Recently, we reported that administration of Bifidobacteria resulted in increased concentrations of eicosapentaenoic acid (EPA) and docosahexaenoic acid (DHA) in murine adipose tissue . The objective of this study was to assess the impact of co-administration of Bifidobacterium breve NCIMB 702258 and the substrate for EPA, alpha-linolenic acid, on host fatty acid composition. alpha-Linolenic acid-supplemented diets (1%, wt/wt) were fed to mice (n = 8), with or without B. breve NCIMB 702258 (daily dose of 10(9) microorganisms) for 8 weeks. Two further groups received either supplement of B. breve alone or unsupplemented diet. Tissue fatty acid composition was assessed by gas liquid chromatography.
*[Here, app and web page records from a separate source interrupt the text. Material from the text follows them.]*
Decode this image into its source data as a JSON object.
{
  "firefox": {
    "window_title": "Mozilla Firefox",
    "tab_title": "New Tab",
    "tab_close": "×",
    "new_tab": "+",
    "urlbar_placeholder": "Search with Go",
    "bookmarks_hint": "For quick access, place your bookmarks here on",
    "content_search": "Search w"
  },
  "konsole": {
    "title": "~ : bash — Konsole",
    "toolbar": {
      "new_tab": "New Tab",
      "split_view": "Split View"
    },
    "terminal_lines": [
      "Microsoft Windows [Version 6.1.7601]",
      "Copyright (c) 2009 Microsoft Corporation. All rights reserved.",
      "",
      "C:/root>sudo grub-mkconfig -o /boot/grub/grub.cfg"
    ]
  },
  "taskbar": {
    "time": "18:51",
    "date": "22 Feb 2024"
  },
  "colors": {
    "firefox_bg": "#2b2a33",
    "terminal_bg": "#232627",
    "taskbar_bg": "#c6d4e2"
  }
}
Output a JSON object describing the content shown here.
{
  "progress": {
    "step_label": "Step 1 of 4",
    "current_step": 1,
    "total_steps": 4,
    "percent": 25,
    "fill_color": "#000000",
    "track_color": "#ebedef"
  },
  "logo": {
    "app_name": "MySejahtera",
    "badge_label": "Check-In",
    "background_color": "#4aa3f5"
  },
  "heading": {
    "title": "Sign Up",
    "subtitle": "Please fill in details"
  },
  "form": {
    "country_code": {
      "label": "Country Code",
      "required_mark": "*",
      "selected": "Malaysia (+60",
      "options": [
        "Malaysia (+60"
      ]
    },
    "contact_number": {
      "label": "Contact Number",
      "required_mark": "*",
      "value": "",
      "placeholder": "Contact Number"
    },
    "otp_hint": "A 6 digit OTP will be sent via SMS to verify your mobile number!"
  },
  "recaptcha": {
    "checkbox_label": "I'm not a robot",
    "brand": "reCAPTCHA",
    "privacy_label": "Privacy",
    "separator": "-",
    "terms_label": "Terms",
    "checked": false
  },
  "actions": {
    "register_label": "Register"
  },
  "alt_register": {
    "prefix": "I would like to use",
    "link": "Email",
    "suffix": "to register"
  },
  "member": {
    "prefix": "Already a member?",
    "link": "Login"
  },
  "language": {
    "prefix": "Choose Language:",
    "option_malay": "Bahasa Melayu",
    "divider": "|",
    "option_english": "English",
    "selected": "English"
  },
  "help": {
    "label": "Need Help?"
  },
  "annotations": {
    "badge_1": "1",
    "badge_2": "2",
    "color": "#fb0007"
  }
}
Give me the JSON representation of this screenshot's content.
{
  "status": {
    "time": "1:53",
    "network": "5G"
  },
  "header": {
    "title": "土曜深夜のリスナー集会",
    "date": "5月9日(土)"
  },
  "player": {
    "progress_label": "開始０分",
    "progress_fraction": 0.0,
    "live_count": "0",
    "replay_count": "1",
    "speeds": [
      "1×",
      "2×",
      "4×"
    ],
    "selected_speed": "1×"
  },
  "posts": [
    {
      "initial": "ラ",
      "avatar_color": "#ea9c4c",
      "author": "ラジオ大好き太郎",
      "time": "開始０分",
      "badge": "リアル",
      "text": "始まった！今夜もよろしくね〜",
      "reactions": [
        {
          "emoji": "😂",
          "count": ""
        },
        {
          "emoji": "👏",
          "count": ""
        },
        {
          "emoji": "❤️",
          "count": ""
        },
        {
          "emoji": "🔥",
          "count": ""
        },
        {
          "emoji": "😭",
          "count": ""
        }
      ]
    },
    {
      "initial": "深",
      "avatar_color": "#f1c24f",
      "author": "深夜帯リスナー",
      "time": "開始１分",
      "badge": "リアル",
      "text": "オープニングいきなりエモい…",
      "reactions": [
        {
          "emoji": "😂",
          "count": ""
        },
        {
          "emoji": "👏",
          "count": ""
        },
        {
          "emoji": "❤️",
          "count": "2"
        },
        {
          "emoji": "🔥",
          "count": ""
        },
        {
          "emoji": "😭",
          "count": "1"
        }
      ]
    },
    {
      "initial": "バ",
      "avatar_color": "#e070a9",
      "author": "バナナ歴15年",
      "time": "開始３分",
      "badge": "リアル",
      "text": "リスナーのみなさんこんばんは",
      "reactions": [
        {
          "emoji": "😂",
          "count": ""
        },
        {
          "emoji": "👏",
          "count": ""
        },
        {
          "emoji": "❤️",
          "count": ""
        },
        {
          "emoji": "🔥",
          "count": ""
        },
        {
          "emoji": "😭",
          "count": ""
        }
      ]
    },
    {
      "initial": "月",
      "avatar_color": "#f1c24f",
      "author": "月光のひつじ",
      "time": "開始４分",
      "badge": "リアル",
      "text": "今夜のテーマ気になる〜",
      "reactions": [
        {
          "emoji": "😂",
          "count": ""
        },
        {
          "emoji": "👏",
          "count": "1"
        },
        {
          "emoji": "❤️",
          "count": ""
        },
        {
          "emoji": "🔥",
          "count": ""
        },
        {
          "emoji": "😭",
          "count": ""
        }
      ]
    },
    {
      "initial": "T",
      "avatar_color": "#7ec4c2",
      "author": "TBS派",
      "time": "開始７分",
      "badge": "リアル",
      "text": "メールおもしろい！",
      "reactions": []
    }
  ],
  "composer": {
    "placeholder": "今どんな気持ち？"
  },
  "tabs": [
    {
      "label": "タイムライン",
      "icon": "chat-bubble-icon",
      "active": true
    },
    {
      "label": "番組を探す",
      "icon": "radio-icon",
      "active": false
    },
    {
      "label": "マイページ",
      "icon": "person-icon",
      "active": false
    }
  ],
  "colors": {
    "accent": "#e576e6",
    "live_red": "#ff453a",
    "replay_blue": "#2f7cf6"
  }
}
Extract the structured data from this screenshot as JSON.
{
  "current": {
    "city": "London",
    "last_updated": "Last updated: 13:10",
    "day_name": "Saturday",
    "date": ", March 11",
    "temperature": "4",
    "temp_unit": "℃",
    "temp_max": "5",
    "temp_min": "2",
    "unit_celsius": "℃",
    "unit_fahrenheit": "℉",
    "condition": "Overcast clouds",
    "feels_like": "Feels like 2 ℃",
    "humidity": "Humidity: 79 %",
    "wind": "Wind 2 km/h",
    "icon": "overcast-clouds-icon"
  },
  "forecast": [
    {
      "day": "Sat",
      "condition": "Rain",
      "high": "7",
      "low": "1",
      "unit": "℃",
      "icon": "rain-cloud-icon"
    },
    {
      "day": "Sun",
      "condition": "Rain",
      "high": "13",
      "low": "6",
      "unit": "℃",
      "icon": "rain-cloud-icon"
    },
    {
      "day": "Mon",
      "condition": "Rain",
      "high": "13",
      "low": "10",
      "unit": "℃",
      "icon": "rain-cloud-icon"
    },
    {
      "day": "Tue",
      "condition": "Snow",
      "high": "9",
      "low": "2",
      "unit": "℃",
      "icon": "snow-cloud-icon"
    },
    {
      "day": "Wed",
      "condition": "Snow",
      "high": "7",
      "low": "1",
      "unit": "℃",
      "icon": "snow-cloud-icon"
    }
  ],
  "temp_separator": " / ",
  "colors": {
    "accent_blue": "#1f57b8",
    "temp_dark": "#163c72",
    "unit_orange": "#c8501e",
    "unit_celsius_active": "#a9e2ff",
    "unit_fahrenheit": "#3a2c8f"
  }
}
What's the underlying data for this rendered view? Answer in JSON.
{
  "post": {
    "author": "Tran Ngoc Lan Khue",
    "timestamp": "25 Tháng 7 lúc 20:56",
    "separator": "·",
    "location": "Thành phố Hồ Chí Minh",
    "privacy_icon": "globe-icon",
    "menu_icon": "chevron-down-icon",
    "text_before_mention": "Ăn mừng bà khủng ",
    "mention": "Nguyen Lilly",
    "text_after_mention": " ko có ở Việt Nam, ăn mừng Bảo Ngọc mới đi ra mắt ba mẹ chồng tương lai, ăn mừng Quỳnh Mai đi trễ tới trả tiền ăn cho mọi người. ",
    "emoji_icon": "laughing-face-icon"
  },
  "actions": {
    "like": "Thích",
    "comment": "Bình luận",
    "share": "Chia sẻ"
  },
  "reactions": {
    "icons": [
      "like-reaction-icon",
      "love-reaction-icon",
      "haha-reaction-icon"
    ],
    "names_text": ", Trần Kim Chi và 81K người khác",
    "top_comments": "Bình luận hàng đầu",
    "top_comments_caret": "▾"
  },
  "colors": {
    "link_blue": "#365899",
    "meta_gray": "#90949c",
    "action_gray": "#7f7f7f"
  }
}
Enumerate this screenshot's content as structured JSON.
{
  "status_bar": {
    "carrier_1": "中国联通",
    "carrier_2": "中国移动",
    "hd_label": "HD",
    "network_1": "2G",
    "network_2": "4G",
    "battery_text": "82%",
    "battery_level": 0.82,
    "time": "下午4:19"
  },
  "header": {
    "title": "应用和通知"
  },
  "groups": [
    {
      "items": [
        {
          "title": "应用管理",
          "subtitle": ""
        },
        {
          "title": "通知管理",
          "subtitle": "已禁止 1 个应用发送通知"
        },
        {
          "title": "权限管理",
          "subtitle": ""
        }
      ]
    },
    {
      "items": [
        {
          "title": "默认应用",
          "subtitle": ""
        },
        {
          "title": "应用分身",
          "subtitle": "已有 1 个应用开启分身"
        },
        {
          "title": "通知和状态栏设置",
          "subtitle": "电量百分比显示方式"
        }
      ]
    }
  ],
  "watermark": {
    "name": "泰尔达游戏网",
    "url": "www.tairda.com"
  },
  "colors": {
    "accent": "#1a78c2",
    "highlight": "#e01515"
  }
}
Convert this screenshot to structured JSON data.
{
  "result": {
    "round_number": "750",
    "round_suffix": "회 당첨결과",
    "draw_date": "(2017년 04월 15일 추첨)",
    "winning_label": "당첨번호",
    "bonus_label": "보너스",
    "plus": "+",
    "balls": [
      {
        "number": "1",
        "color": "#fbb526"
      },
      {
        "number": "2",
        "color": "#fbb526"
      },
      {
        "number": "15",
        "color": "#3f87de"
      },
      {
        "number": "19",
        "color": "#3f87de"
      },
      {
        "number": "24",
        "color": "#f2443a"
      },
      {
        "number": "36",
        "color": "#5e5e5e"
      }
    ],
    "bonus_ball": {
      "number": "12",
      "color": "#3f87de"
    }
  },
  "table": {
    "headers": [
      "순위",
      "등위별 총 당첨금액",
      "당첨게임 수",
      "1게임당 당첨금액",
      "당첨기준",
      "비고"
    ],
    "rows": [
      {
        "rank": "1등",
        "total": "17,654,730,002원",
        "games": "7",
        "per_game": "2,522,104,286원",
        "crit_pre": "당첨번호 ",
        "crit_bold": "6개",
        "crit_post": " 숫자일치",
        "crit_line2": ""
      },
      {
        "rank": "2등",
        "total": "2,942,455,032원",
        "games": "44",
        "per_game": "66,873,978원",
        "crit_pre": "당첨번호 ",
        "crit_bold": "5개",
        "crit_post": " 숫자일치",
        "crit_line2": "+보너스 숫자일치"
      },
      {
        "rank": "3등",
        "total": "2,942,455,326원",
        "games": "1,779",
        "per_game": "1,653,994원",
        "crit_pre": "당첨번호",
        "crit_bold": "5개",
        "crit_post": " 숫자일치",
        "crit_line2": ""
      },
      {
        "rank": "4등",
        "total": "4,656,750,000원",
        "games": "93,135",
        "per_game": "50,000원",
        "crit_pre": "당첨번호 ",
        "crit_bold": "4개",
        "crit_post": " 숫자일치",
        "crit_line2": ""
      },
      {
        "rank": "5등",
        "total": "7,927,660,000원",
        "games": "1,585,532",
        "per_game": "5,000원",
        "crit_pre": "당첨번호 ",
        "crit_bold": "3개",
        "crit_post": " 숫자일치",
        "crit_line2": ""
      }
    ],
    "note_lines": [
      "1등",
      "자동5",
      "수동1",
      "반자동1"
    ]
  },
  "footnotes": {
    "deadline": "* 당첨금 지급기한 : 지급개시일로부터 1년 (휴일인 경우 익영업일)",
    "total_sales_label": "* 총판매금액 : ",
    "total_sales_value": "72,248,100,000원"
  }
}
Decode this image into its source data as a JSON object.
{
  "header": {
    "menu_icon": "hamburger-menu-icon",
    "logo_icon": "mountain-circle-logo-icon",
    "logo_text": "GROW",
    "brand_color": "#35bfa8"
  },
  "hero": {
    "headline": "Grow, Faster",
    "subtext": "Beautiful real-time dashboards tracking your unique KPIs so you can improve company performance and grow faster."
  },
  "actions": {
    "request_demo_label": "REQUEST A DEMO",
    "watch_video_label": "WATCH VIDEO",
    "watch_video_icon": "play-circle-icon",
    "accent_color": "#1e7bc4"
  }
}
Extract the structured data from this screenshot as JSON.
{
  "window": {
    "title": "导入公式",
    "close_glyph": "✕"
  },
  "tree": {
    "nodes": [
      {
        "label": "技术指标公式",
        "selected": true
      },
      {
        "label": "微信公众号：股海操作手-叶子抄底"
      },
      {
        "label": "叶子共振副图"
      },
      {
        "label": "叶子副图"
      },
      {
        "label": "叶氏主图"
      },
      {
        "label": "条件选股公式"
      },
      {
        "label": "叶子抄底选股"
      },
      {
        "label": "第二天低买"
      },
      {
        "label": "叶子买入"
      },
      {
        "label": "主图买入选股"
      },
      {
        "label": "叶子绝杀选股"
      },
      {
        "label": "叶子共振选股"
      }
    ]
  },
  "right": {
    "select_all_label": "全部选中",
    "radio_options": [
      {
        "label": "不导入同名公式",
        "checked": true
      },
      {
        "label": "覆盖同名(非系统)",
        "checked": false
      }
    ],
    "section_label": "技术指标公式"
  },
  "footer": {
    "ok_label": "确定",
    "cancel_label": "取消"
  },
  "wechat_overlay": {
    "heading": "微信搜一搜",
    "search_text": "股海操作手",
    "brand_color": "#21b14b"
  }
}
Dietary supplementation of alpha-linolenic acid resulted in higher (P < 0.05) alpha-linolenic acid and EPA concentrations in liver and adipose tissue and lower (P < 0.05) arachidonic acid in liver, adipose tissue and brain compared with mice that did not receive alpha-linolenic acid. Supplementation with B. breve NCIMB 702258 in combination with alpha-linolenic acid resulted in elevated (P < 0.05) liver EPA concentrations compared with alpha-linolenic acid supplementation alone. Furthermore, the former group had higher (P < 0.05) DHA in brain compared with the latter group. These results suggest a role for interactions between fatty acids and commensals in the gastrointestinal tract. This interaction between administered microbes and fatty acids could result in a highly effective nutritional approach to the therapy of a variety of inflammatory and neurodegenerative conditions.
PMID: 20405232 [PubMed - indexed for MEDLINE]